Kate Orson wonders whether classroom teaching about consent is really enough to help a child


Society is developing kinder and more compassionate ways to teach children about consent. Modern day consent education is encouraging teachers and caregivers to explain to children that they have the right to have the boundaries of their body respected, that they have the right to say no to unwanted touch - here is a quote from one set of teacher guidelines about teaching consent

Sexual consent refers to a positive choice to take part in a sexual activity by people who understand the nature and implications of the activity they are agreeing to. All parties take part not because they have to, but because they want to. Consent must be free — an active, personal choice; it cannot be inferred, assumed, or gained by coercion or exploitation.’

Consent teaching is so important not just to develop a healthy attitude towards sex, but also to navigate situations involving touch. A child who is raised with an understanding of consent will know they have the right to say no to a hug from a distant auntie, or if tickling feels invasive.

As parents we can model consent from the very beginning of our children’s lives. Even in situations where something has to get done like changing a nappy or going in a car seat, we can explain to children, we can go at a slow pace, (when time allows!) listening to feelings of upset especially when something feels strange and unusual. We can advocate for our children in medical or dentist appointments, so that they feel their bodies are being respected.

With 22% of evangelical women suffering from pain during intercourse, (double the rate of the general population*) it is so important that Christian families recognise the importance of open and honest communication about touch, and pleasure.

School isn’t enough

However, secular teachings about consent can also be problematic in some ways. What is compassionate and loving on the surface can be twisted to promote worldly sexual attitudes. The problem with using our physical sensation as the barometer for whether touch is right or wrong is that we can experience physical pleasure in the most casual of sexual encounters. Consent teaching is often about the present moment, what do I want, right here, right now? It makes sex transactional, about giving and receiving touch, but whether it takes place in a committed relationship or not seems immaterial.

Ice cream tastes good in the moment, but if we eat too much we will get a stomach ache, or rot our teeth. Only God truly sees the long term.

Our bodies do give us vital information that we should listen to. Our nerves tell us when sex is painful, or feels good, or when our hand is touching something hot that will burn. However, ‘the heart is deceitful above all things,’ and chasing physical pleasure without following God’s commandments will not give us lasting joy. Proverbs 3 5-6 tell us to ‘trust in the Lord with all your heart, and do not lean on your own understanding.’

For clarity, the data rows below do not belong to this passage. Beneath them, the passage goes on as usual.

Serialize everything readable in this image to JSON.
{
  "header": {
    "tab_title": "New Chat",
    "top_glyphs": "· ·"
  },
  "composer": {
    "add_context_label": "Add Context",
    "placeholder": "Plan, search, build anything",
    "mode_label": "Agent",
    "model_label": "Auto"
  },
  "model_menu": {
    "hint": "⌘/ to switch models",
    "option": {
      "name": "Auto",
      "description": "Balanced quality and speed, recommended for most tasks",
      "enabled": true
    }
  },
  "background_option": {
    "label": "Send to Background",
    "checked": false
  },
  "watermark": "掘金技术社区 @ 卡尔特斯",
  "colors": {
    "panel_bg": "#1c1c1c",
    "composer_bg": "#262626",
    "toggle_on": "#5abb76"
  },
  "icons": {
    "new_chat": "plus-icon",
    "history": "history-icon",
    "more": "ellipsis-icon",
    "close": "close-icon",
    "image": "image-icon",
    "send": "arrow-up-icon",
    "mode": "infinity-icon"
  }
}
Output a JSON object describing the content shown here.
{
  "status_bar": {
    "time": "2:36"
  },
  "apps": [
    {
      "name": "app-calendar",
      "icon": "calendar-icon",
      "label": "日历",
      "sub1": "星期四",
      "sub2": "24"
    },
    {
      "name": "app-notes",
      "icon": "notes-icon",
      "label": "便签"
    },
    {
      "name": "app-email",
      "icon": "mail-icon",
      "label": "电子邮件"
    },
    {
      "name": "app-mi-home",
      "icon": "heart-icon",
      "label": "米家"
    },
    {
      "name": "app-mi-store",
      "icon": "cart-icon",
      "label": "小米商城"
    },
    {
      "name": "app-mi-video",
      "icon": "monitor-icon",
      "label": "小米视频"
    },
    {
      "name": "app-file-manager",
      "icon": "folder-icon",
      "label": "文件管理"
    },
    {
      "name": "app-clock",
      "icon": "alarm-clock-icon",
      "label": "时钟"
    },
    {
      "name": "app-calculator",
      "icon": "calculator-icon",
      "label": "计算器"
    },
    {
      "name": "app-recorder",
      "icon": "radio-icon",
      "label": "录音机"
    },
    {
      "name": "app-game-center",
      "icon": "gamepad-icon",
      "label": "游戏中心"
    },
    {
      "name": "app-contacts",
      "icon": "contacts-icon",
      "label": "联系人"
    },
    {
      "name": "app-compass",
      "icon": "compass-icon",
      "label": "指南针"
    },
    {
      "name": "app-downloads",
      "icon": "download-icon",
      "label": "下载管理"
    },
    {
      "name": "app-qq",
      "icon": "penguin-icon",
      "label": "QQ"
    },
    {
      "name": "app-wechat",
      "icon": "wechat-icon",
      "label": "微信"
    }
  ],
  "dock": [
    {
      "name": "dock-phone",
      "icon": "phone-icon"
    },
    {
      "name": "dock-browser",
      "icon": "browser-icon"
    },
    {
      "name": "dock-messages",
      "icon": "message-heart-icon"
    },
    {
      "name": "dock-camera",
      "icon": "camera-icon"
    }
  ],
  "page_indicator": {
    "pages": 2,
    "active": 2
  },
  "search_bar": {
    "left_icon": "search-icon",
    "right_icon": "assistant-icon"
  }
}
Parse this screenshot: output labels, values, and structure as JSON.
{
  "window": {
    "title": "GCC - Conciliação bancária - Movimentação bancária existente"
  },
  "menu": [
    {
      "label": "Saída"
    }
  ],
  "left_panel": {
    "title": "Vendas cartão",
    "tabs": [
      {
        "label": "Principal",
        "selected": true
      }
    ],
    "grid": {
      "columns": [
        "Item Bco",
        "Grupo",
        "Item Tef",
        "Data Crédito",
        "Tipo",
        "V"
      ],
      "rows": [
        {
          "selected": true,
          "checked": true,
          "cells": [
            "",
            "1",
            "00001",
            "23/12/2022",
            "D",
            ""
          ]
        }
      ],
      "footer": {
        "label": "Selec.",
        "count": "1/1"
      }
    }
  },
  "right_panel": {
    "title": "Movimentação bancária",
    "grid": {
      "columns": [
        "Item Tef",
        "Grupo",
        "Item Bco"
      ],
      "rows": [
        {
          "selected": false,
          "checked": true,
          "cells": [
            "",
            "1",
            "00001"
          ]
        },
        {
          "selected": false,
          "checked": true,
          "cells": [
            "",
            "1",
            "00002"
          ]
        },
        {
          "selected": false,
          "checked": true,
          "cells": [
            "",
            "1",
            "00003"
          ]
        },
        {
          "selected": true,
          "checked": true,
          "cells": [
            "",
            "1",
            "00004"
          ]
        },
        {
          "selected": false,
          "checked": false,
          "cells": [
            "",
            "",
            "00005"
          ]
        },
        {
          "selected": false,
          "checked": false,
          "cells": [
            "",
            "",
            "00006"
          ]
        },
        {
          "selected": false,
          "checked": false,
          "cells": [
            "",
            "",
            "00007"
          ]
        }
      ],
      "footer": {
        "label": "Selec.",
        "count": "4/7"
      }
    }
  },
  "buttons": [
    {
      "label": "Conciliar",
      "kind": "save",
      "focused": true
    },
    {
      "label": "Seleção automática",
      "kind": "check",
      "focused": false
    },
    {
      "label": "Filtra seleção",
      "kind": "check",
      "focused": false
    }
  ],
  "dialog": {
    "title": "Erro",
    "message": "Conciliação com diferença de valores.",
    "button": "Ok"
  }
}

Our bodies are not idols to worship. Ultimately they belong not to us, but to God. As Psalm 24 says, ‘the earth is the Lord’s and the fullness thereof, the world and those who dwell therein.’ - Psalm 24.

Let’s teach and model consent to our children in the way we treat them and touch them but remind them that truly joyful relationships need to be rooted in the safety of marriage and commitment. Just as Christ waits for his bride, let’s encourage our children to do the same.

*The figure is from a survey conducted by the authors of The Great Sex Rescue, Sheila Gregoire, Rebecca Gregoire Lindenbach, Joanna Sawatsky. )